PROBLEM REQUIREMENTS —
Copy the data exactly; pictures stay out of the copy.

Element data from apps and pages
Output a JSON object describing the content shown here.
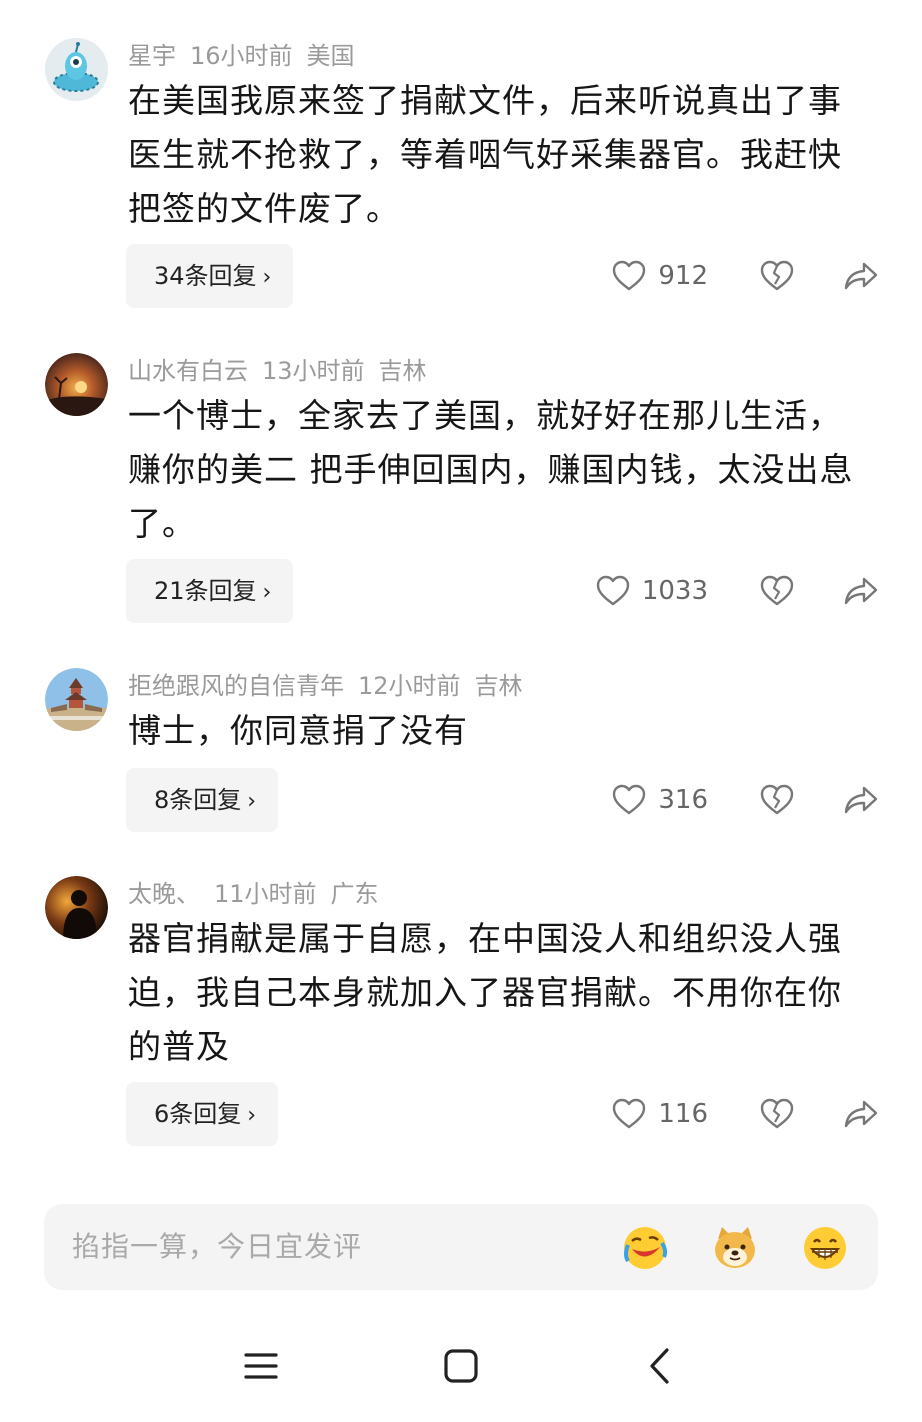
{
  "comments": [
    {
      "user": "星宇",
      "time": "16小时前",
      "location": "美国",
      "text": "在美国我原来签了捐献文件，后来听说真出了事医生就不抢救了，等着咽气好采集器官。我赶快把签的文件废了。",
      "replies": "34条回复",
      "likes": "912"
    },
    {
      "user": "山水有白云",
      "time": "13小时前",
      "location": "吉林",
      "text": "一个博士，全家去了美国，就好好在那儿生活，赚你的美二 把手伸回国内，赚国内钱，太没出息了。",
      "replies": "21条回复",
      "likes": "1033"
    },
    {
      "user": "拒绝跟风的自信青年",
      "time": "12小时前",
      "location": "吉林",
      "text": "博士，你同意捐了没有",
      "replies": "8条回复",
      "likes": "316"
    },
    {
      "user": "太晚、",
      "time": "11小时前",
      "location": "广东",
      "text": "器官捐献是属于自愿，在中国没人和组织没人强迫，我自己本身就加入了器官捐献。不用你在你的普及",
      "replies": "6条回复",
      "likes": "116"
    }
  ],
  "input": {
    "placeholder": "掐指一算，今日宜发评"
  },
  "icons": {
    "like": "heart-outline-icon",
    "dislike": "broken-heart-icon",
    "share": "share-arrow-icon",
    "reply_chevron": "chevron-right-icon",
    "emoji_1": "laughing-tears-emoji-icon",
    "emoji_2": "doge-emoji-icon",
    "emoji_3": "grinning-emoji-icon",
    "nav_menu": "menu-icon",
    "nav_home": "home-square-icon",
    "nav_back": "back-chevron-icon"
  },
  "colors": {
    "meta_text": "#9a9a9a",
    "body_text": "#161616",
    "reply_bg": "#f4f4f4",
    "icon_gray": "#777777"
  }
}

RESPONSE FOR THIS EXERCISE —
Output a JSON object describing the content shown here.
{
  "comments": [
    {
      "user": "星宇",
      "time": "16小时前",
      "location": "美国",
      "text": "在美国我原来签了捐献文件，后来听说真出了事医生就不抢救了，等着咽气好采集器官。我赶快把签的文件废了。",
      "replies": "34条回复",
      "likes": "912"
    },
    {
      "user": "山水有白云",
      "time": "13小时前",
      "location": "吉林",
      "text": "一个博士，全家去了美国，就好好在那儿生活，赚你的美二 把手伸回国内，赚国内钱，太没出息了。",
      "replies": "21条回复",
      "likes": "1033"
    },
    {
      "user": "拒绝跟风的自信青年",
      "time": "12小时前",
      "location": "吉林",
      "text": "博士，你同意捐了没有",
      "replies": "8条回复",
      "likes": "316"
    },
    {
      "user": "太晚、",
      "time": "11小时前",
      "location": "广东",
      "text": "器官捐献是属于自愿，在中国没人和组织没人强迫，我自己本身就加入了器官捐献。不用你在你的普及",
      "replies": "6条回复",
      "likes": "116"
    }
  ],
  "input": {
    "placeholder": "掐指一算，今日宜发评"
  },
  "icons": {
    "like": "heart-outline-icon",
    "dislike": "broken-heart-icon",
    "share": "share-arrow-icon",
    "reply_chevron": "chevron-right-icon",
    "emoji_1": "laughing-tears-emoji-icon",
    "emoji_2": "doge-emoji-icon",
    "emoji_3": "grinning-emoji-icon",
    "nav_menu": "menu-icon",
    "nav_home": "home-square-icon",
    "nav_back": "back-chevron-icon"
  },
  "colors": {
    "meta_text": "#9a9a9a",
    "body_text": "#161616",
    "reply_bg": "#f4f4f4",
    "icon_gray": "#777777"
  }
}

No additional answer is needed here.